Finacity Accused of Snatching Trade Secrets

Lord Capital is suing Finacity for allegedly stealing its trade secrets.

Lord filed its complaint on Sept. 18, pointing to an October 2015 arrangement in which it was to work alongside Finacity to arrange securitizations of trade receivables for clients. Lord claims that during the buildup for an initial deal, for printing company Flint Group, Finacity abandoned the partnership and instead lined up the funding on its own.

The New York Supreme Court complaint hinges in part on non-compete and confidentiality agreements under which Lord supplied the processes for gaining off-balance-sheet treatment for Flint’s securitized assets. The New York firm maintains that just days after signing those documents, Finacity proposed to Flint executives that it should assume all responsibility for the deal.

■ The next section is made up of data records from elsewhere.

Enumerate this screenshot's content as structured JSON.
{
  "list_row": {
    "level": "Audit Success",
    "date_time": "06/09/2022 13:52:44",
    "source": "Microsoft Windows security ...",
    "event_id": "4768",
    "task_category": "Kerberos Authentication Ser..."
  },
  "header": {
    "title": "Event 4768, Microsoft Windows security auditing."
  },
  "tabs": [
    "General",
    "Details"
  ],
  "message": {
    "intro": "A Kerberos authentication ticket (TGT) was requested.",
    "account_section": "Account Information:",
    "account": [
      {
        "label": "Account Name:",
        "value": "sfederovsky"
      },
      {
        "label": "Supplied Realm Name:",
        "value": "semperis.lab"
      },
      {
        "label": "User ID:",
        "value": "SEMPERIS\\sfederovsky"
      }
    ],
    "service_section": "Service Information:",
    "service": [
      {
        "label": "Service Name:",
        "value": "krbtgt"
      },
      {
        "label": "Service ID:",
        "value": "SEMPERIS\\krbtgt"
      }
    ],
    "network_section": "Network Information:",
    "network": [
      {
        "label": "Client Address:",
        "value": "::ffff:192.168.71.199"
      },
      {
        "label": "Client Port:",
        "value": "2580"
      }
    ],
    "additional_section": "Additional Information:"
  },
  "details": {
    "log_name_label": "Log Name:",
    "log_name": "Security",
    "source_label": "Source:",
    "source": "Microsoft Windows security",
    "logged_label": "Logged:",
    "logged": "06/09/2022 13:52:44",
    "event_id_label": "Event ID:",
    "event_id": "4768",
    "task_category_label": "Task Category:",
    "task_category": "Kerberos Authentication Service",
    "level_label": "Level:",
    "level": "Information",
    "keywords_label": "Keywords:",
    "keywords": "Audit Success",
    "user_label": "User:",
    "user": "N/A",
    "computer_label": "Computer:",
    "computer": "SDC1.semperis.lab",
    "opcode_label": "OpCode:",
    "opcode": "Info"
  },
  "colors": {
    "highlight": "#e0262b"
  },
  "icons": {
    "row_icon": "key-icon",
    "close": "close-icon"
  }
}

Finacity then funneled Flint’s receivables into a newly established fund and completed a bond sale in January 2016.

Essentially, Lord contends that Finacity was pretending to work with it as a pretext for stealing its proprietary information. It is seeking $5 million of lost fees and an injunction that would prevent its Stamford, Conn., rival from using its trade secrets.

As a smaller company, Lord said it believes Finacity saw it as lacking the capital to pursue the matter in court. “This action is directed at the sort of criminal knavery that gives Wall Street a bad name,” Lord wrote in its complaint.

Finacity has requested that instead of arguing the case in the New York trial court, it be transferred to U.S. District Court in New York, citing the fact that Lord is alleging violations of the federal Economic Espionage Act and Defend Trade Secrets Act.

Finacity is led by chief executive Adrian Katz. Its owners include Bank of America, Kleiner Perkins and TPG. The investors supplying capital to its clients have included Magnetar Capital.

Lord is led by former Mellon Financial executive Stephen Ceurvorst. The firm, which spun off from TMF Group subsidiary Lord Securities in 2003, gains off-balance-sheet treatment for clients’ assets in part by taking stakes in their deals. After removing those receivables from their books, those operations often can convince banks to offer them additional funding at lower costs.